At #SBS2013 Jeff Dachis posed an interesting thought, captured by Gautam in this tweet.

Both Gautam and Haroon then shared interesting links in this context – content from Jeremiah Owyang and Loic Le Meur respectively. (had not seen the first one before) The ‘lunch conversation’ didn’t really happen around this, so I thought I’ll share my thoughts here. :)

Jeremiah’s post also has a link that shows how fast this collaborative economy is growing. Recently, he also wrote a post on the ‘maker movement’, and his experiences at a fair he attended. It also had a short note on how brands could leverage the movement – become enablers, building a marketplace around themselves, and offer customised products directly to individuals.

At #SBS2013, as part of my presentation on ‘The Currencies of Engagement @ Scale‘ I’d shared a rendition of Maslow’s Hierarchy of Needs to show how engagement should be scaled to (also) satisfy the needs (of a user from a brand) at the top of the pyramid. (slide 17 here) It had both collaborative consumption and co-creation listed as narratives because they traded in the currencies of community and esteem respectively.

At this stage, I thinks brands have a great chance of being a significant part of the ‘maker movement’ if they can change the outlook of their business processes – from production to marketing. After all, they’re makers too, except that when they attained massive scale, they moved more and more towards a one-size-to-fit-everyone approach, pursuing efficiency @ scale. Again, it is not as though brands who do not change will suddenly cease to exist – it’s just that their narratives won’t be strong enough for any affinity. As I said in  the presentation, there is a limit to the currencies of efficiency narratives – cheaper, faster etc – because once a better player comes along, a switch is imminent.

In the medium term, these brands will exist because not everyone has the same involvement with every category. Let’s take the example of an automobile. I still ride a two-wheeler, because for me the narrative is a very functional one – move from Point A to Point B. When I do buy a car, it will continue to exist in the functionality narrative, but I know several for whom the car is a reflection of their achievements in life. Just like the t-shirts I wear are a representation of my philosophies. For those several, a t-shirt might just be another garment they wear, or again, a representation of their material possessions – easily captured by wearing a costly brand with little involvement in the design. My belief is that in every domain, there’ll be enough consumers who buy a brand for the currencies they offer at lower levels, (price, convenience etc) and that will continue to be the short head. (in the long tail concept) But as time passes, the economics won’t work out because the resources a brand has to spend to keep its consumers would prove to be far more than the money it makes out of them.

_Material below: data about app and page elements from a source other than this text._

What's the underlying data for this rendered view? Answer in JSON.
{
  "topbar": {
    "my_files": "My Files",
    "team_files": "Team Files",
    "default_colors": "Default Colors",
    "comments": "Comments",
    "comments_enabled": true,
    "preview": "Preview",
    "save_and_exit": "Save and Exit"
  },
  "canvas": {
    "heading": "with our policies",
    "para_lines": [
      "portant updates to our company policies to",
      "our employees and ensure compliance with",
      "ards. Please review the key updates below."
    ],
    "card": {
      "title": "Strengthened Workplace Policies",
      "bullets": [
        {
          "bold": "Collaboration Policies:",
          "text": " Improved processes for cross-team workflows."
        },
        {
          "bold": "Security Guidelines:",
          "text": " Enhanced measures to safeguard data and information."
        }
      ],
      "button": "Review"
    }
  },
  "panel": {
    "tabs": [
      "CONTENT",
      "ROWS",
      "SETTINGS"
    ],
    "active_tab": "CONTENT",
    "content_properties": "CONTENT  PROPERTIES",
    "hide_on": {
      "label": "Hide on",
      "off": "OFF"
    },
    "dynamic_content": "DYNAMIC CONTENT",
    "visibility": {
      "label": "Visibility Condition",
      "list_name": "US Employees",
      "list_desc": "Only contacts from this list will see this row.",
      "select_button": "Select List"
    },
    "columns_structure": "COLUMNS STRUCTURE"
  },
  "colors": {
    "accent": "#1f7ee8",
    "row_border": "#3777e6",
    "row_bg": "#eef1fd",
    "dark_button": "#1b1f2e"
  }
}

At this point, all the narratives at the higher levels of the pyramid (co-creation, collaborative consumption) are in the long tail, but brands will soon realise that with evolving technology dynamics, it will have to learn to cater to the long tail, where the currencies will be different. This is most definitely an evolution and not a sudden shift. For starters, brands would have to learn the new dynamics of production and distribution and the impact on their balance sheets. They will have to learn balancing acts. Imagine a branded retail store that allows you to buy their regular products as well as make your own versions (which are also branded – hello NikeID) at various levels of customisation. In terms of economies of scale, the former would be better off with traditional mass production and the latter with a technology like 3D Printing. The online version of this store would also have both, and probably the ability to buy the materials and print it yourself as well.

It is not just the production side which will require a balancing act, think of what the brand stands for. It needs to speak different languages to different kinds of consumers – from the guy who wants a convenient off-the-shelf purchase to the guy who wants every-part-customised, so that both feel they’ll get value from the brand. There are nuances as well – sometimes my association with the brand is not because it allows co-creation or collaborative consumption, it is only because I identify and relate to other things they stand for – and my consumption of them deals with the currencies in community or esteem. In short, what does it mean for brands? Exactly what’s happening to everything else – massive disruption. The way to tackle it is to try and get a bearing of the narratives your brand should be part of, (oh yes, Big Data and predictive analytics can help) because no brand can compete for every consumer with every maker.

until next time, break first, then make

Bonus Read: Emerging Bets at the Intersection of Technology & Culture